YOUR TASK – The entire listing below should be output exactly as it stands.

:::

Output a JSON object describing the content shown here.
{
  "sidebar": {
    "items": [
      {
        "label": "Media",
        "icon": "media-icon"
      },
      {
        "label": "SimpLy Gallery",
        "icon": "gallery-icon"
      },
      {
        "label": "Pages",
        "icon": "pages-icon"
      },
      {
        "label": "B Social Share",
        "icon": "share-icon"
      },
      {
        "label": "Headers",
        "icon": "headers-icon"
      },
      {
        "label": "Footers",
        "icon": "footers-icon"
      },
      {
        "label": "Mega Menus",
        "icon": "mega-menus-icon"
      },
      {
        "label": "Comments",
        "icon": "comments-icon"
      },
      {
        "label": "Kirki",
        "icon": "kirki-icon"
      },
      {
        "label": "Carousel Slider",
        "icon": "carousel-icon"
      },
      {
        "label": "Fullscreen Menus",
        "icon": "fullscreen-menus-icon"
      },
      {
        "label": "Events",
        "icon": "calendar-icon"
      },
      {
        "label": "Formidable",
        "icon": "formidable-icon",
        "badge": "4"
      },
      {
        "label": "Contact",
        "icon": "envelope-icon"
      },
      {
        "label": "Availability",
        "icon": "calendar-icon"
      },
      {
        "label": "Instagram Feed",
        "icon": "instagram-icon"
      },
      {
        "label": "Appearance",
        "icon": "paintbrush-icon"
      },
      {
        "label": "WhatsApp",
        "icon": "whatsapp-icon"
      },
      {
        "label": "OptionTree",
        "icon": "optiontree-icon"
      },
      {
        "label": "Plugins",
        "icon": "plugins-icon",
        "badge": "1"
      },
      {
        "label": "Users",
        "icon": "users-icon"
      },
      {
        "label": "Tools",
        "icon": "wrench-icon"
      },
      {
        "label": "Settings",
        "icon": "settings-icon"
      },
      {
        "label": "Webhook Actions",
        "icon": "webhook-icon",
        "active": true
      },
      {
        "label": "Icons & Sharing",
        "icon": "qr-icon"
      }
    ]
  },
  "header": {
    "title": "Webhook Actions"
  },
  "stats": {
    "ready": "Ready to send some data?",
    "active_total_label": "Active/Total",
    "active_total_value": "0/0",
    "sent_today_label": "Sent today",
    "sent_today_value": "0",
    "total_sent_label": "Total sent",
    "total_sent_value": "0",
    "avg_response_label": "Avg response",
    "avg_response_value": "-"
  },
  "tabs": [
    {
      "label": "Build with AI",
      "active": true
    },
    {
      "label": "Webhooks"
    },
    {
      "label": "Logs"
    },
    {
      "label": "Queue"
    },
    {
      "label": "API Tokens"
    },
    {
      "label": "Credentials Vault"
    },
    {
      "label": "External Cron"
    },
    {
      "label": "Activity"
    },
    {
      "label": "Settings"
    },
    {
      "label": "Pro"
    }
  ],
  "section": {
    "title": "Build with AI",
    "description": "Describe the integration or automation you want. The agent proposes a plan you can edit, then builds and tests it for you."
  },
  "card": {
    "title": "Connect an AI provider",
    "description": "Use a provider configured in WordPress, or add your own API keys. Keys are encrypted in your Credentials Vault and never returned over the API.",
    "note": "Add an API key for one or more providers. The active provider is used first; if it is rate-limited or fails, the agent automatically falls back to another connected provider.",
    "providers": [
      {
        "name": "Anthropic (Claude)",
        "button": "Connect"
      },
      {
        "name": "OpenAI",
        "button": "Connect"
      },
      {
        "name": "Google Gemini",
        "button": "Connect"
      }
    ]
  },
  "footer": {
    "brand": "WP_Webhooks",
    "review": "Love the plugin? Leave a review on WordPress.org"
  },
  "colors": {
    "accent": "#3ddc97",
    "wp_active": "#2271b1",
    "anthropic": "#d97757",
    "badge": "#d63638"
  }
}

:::

SOLUTION FOR THIS PROBLEM –
Output a JSON object describing the content shown here.
{
  "sidebar": {
    "items": [
      {
        "label": "Media",
        "icon": "media-icon"
      },
      {
        "label": "SimpLy Gallery",
        "icon": "gallery-icon"
      },
      {
        "label": "Pages",
        "icon": "pages-icon"
      },
      {
        "label": "B Social Share",
        "icon": "share-icon"
      },
      {
        "label": "Headers",
        "icon": "headers-icon"
      },
      {
        "label": "Footers",
        "icon": "footers-icon"
      },
      {
        "label": "Mega Menus",
        "icon": "mega-menus-icon"
      },
      {
        "label": "Comments",
        "icon": "comments-icon"
      },
      {
        "label": "Kirki",
        "icon": "kirki-icon"
      },
      {
        "label": "Carousel Slider",
        "icon": "carousel-icon"
      },
      {
        "label": "Fullscreen Menus",
        "icon": "fullscreen-menus-icon"
      },
      {
        "label": "Events",
        "icon": "calendar-icon"
      },
      {
        "label": "Formidable",
        "icon": "formidable-icon",
        "badge": "4"
      },
      {
        "label": "Contact",
        "icon": "envelope-icon"
      },
      {
        "label": "Availability",
        "icon": "calendar-icon"
      },
      {
        "label": "Instagram Feed",
        "icon": "instagram-icon"
      },
      {
        "label": "Appearance",
        "icon": "paintbrush-icon"
      },
      {
        "label": "WhatsApp",
        "icon": "whatsapp-icon"
      },
      {
        "label": "OptionTree",
        "icon": "optiontree-icon"
      },
      {
        "label": "Plugins",
        "icon": "plugins-icon",
        "badge": "1"
      },
      {
        "label": "Users",
        "icon": "users-icon"
      },
      {
        "label": "Tools",
        "icon": "wrench-icon"
      },
      {
        "label": "Settings",
        "icon": "settings-icon"
      },
      {
        "label": "Webhook Actions",
        "icon": "webhook-icon",
        "active": true
      },
      {
        "label": "Icons & Sharing",
        "icon": "qr-icon"
      }
    ]
  },
  "header": {
    "title": "Webhook Actions"
  },
  "stats": {
    "ready": "Ready to send some data?",
    "active_total_label": "Active/Total",
    "active_total_value": "0/0",
    "sent_today_label": "Sent today",
    "sent_today_value": "0",
    "total_sent_label": "Total sent",
    "total_sent_value": "0",
    "avg_response_label": "Avg response",
    "avg_response_value": "-"
  },
  "tabs": [
    {
      "label": "Build with AI",
      "active": true
    },
    {
      "label": "Webhooks"
    },
    {
      "label": "Logs"
    },
    {
      "label": "Queue"
    },
    {
      "label": "API Tokens"
    },
    {
      "label": "Credentials Vault"
    },
    {
      "label": "External Cron"
    },
    {
      "label": "Activity"
    },
    {
      "label": "Settings"
    },
    {
      "label": "Pro"
    }
  ],
  "section": {
    "title": "Build with AI",
    "description": "Describe the integration or automation you want. The agent proposes a plan you can edit, then builds and tests it for you."
  },
  "card": {
    "title": "Connect an AI provider",
    "description": "Use a provider configured in WordPress, or add your own API keys. Keys are encrypted in your Credentials Vault and never returned over the API.",
    "note": "Add an API key for one or more providers. The active provider is used first; if it is rate-limited or fails, the agent automatically falls back to another connected provider.",
    "providers": [
      {
        "name": "Anthropic (Claude)",
        "button": "Connect"
      },
      {
        "name": "OpenAI",
        "button": "Connect"
      },
      {
        "name": "Google Gemini",
        "button": "Connect"
      }
    ]
  },
  "footer": {
    "brand": "WP_Webhooks",
    "review": "Love the plugin? Leave a review on WordPress.org"
  },
  "colors": {
    "accent": "#3ddc97",
    "wp_active": "#2271b1",
    "anthropic": "#d97757",
    "badge": "#d63638"
  }
}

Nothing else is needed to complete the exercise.